▶ **TASK PROMPT**:
In the material below, find each line holding the string "data" and copy it.

# # # #

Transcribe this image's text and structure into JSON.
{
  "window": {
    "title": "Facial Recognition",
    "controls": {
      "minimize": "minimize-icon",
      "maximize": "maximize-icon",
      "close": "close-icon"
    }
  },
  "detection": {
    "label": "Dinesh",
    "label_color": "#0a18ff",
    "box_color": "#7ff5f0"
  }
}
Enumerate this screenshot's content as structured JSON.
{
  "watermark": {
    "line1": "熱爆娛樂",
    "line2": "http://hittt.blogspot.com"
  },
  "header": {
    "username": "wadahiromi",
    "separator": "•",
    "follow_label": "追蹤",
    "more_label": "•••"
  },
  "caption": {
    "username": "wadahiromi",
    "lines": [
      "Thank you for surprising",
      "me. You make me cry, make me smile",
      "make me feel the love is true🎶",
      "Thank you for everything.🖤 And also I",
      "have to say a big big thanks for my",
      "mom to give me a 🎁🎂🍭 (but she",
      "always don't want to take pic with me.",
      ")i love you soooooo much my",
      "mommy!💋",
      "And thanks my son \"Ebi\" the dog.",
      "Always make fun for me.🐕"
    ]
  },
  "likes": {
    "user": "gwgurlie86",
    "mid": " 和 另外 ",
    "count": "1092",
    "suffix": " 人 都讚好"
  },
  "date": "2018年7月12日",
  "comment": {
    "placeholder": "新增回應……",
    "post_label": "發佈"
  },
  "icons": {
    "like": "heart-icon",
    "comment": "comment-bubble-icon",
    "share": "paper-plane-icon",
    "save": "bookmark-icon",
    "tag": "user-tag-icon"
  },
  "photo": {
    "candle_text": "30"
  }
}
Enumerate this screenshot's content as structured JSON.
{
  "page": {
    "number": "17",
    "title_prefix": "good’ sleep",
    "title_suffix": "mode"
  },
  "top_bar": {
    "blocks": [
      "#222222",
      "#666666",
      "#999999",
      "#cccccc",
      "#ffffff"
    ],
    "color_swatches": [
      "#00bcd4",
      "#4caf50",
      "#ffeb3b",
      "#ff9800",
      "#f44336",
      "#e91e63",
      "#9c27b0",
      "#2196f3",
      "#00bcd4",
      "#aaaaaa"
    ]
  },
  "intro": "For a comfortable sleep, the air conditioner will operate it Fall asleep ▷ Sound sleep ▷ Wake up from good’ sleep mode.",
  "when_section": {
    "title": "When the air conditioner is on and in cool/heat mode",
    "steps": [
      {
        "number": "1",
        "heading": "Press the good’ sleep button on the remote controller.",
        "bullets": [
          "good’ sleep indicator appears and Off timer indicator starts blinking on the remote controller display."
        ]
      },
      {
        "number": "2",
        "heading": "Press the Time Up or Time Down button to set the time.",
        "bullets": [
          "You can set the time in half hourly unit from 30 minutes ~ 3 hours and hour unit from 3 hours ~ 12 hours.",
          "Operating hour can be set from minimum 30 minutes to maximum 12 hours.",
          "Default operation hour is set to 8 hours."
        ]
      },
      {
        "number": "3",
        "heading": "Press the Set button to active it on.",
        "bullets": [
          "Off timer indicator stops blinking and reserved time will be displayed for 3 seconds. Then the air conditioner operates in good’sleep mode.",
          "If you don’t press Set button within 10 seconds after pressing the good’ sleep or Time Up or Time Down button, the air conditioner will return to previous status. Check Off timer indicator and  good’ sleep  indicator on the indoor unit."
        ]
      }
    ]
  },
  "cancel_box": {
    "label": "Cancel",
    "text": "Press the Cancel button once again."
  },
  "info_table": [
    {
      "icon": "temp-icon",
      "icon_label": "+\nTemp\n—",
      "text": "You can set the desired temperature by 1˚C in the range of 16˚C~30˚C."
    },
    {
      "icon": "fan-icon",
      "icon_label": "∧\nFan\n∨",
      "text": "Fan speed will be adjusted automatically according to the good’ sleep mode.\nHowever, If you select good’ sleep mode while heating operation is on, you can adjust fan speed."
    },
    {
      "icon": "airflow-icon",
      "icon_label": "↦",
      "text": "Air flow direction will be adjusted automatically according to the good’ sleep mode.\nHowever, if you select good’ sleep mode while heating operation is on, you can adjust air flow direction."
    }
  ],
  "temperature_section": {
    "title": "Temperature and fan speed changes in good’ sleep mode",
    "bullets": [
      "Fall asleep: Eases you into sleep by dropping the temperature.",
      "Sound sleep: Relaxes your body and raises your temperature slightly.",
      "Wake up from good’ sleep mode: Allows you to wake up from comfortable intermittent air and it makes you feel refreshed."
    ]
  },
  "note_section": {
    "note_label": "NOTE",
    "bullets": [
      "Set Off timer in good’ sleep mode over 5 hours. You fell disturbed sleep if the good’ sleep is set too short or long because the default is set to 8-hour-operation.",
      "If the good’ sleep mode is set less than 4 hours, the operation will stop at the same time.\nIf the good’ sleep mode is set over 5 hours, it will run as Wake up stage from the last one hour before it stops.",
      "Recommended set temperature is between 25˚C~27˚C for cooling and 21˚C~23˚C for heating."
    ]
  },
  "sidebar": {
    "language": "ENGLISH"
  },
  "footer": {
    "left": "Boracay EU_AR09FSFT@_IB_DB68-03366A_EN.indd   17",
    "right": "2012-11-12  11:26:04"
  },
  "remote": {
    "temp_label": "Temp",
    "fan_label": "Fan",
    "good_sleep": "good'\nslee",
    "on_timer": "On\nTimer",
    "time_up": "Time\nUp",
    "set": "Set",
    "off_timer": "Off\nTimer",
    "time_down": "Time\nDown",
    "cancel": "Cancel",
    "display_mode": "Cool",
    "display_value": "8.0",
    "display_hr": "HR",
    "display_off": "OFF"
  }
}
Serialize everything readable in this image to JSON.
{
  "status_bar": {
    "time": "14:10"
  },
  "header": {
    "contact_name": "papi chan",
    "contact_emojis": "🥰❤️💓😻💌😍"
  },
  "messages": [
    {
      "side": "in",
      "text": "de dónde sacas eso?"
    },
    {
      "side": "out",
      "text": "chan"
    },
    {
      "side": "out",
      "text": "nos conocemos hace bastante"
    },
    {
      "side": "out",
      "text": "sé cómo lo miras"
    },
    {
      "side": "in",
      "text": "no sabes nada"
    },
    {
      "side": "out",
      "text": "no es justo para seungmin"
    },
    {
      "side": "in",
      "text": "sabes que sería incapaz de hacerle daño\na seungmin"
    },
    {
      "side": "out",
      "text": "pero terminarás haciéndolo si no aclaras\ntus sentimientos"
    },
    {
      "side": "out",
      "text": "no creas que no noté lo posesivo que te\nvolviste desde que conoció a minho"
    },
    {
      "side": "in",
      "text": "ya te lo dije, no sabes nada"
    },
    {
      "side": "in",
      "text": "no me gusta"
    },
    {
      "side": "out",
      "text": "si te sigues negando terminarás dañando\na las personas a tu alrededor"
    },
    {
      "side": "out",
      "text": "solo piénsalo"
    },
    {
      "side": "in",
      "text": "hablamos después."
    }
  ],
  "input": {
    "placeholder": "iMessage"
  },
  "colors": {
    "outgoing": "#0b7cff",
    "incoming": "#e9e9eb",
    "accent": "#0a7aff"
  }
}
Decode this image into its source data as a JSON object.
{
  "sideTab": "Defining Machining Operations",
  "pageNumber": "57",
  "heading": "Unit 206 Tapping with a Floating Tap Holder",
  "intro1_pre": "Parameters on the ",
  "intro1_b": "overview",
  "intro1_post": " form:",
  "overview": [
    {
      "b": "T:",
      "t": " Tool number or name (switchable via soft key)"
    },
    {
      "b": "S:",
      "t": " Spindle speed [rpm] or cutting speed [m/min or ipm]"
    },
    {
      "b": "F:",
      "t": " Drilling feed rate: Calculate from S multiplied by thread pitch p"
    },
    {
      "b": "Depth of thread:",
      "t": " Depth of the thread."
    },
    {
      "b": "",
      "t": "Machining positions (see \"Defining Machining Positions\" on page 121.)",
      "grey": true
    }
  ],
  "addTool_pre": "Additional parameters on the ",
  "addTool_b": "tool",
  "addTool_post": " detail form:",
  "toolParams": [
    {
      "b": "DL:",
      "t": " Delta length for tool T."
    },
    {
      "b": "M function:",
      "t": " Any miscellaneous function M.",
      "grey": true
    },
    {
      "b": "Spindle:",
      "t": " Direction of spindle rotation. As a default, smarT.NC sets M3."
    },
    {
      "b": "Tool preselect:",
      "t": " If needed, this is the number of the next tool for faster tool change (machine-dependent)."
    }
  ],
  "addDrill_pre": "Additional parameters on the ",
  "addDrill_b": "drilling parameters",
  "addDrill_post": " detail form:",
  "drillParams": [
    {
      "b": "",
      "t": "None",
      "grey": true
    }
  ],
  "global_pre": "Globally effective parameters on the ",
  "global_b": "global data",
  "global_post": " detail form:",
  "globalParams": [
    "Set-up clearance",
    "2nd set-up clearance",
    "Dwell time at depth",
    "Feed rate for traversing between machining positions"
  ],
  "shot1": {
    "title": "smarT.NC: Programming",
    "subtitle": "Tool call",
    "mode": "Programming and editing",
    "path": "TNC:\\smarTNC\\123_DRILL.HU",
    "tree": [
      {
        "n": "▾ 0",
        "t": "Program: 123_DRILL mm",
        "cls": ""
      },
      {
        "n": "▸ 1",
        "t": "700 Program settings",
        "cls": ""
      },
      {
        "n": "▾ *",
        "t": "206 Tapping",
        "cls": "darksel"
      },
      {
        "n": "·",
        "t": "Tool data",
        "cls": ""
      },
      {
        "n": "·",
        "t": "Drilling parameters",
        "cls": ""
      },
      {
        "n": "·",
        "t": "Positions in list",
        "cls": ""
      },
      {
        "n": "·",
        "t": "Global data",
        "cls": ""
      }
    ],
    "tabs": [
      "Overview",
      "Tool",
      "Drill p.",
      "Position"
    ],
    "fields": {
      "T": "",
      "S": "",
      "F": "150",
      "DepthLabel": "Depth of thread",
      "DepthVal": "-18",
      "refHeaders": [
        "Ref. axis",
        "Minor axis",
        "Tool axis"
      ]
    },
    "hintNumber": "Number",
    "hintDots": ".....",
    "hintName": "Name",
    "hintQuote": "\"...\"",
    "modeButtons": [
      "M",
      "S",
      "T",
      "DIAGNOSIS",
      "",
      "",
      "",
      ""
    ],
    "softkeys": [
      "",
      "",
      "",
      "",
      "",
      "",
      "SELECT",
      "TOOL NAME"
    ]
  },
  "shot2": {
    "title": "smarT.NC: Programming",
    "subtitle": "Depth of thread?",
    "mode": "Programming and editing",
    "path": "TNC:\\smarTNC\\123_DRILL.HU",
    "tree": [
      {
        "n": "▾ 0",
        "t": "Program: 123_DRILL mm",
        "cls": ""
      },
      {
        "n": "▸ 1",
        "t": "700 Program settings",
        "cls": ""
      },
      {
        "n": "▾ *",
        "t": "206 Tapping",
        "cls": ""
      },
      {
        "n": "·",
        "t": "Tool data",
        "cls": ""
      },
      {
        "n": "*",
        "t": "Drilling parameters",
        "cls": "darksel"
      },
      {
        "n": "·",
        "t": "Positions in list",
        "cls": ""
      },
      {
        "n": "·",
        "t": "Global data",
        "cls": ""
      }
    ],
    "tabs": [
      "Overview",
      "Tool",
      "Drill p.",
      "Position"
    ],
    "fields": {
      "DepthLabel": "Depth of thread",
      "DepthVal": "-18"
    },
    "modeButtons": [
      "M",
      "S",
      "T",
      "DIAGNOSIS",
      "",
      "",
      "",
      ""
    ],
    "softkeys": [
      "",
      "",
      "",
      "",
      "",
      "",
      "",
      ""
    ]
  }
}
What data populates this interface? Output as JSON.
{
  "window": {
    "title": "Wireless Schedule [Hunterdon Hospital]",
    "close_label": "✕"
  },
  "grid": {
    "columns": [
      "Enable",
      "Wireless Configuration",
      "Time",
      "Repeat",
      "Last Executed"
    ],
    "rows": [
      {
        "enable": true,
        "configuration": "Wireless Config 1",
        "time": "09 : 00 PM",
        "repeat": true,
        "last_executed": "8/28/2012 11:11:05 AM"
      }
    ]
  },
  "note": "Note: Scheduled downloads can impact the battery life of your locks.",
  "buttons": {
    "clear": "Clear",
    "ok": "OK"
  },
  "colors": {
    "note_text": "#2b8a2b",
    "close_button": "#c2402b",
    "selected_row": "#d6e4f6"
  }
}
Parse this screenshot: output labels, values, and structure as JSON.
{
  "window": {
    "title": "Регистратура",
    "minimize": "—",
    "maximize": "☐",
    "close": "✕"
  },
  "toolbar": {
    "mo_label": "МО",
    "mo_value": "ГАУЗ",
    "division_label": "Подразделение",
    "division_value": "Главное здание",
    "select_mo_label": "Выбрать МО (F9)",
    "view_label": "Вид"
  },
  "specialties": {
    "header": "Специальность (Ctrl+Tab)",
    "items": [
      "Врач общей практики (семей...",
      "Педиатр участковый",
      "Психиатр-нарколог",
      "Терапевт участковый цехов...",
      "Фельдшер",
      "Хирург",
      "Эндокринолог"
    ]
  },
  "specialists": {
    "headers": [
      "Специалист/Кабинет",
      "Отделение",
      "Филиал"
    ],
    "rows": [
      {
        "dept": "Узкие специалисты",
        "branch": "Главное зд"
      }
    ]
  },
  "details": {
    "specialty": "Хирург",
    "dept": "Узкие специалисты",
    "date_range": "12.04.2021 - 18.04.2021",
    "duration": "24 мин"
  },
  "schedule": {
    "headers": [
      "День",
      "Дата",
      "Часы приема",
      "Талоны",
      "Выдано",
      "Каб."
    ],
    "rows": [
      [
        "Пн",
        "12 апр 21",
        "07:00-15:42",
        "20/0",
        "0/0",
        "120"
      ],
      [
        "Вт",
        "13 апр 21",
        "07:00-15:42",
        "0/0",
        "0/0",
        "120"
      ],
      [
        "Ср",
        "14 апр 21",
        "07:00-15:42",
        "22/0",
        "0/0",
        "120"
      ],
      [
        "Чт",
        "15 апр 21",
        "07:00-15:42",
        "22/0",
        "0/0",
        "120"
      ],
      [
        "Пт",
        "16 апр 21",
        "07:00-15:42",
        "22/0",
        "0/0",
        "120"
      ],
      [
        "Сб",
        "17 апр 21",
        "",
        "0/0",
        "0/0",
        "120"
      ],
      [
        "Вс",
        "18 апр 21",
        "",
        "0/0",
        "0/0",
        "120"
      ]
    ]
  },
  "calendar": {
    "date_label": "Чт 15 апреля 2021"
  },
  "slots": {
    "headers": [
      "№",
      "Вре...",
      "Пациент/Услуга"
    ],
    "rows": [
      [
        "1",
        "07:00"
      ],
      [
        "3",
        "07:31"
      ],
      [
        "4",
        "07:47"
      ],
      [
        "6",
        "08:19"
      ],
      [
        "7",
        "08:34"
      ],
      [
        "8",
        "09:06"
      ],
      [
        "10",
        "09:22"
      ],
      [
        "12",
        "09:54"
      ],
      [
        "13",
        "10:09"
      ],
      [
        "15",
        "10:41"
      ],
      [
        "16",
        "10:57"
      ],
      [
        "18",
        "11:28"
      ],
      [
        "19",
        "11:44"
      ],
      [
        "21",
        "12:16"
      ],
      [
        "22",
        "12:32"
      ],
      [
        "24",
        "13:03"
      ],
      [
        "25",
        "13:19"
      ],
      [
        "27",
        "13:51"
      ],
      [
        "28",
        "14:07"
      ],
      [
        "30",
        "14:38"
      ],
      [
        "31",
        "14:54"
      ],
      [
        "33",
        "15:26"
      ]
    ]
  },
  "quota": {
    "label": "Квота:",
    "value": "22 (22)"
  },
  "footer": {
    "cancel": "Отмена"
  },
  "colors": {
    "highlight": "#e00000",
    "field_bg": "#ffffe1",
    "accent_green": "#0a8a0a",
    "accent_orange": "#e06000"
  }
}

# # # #

▶ **RESPONSE**:
Decode this image into its source data as a JSON object.
  "global_b": "global data",
        "t": "Tool data",
        "t": "Global data",
        "t": "Tool data",
        "t": "Global data",
What data populates this interface? Output as JSON.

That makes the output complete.